"Health problems in the developing world are urgent, widespread, and complicated," says Rebecca Richards-Kortum, who is stepping down as the chair of the Rice Bioengineering Department to lead the Rice 360° initiative. 

"Studies estimate that ten million children under the age of five die every year throughout the world and 98 per cent of these deaths are in developing countries," Richards-Kortum told SciDev.Net.

Many of these deaths, she says, occur because of a lack of access to appropriate healthcare technologies, ranging from vaccines to diagnostics.

A lack of educational opportunity also contributes to poor health in the developing world, she adds.

And most diseases that impact the developing world, like HIV/AIDS, tuberculosis, malaria and gastrointestinal diseases, would benefit from the development of new technologies tailored to the special needs of resource-constrained settings, says Richards-Kortum.

These approaches, she added, should include new technologically driven ways to administer medicines and vaccines; to detect, monitor and treat disease; to improve point-of-care detection of water-borne illness; and to maximise the use of limited healthcare resources in developing countries.

Rice 360° has secured a US$2 million fund start-up fund and will continue to look for funding.

The initiative will spend the next decade developing its research and educational programmes.

The initiative builds on an existing Rice University programme, Beyond Traditional Borders, in which students design technologies in response to the problems that doctors face in the developing world.

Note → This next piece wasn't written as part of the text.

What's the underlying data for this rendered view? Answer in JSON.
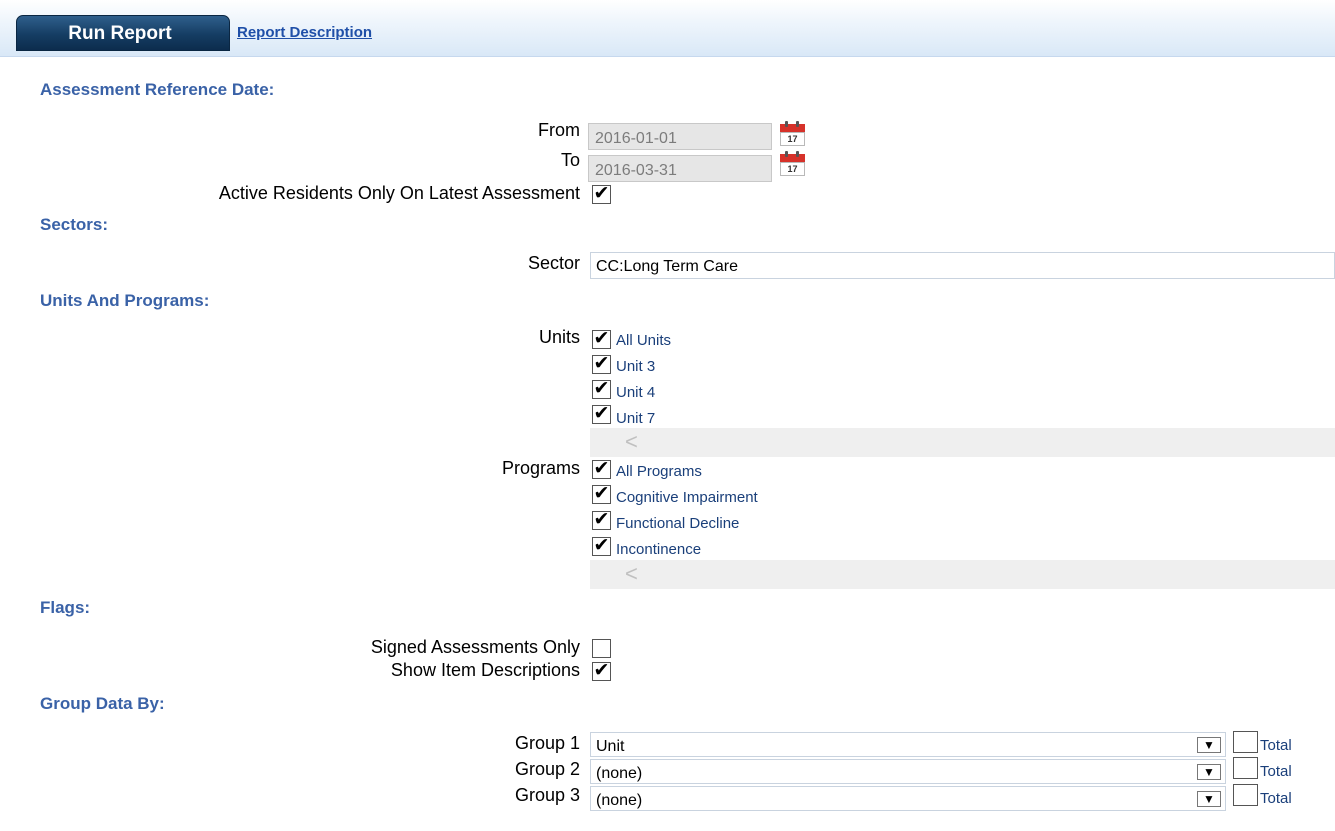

Undergraduates, for example, have designed a pump — recently tested in Malawi — to avoid human error and accurately dispense liquid medication according to a child's individual needs.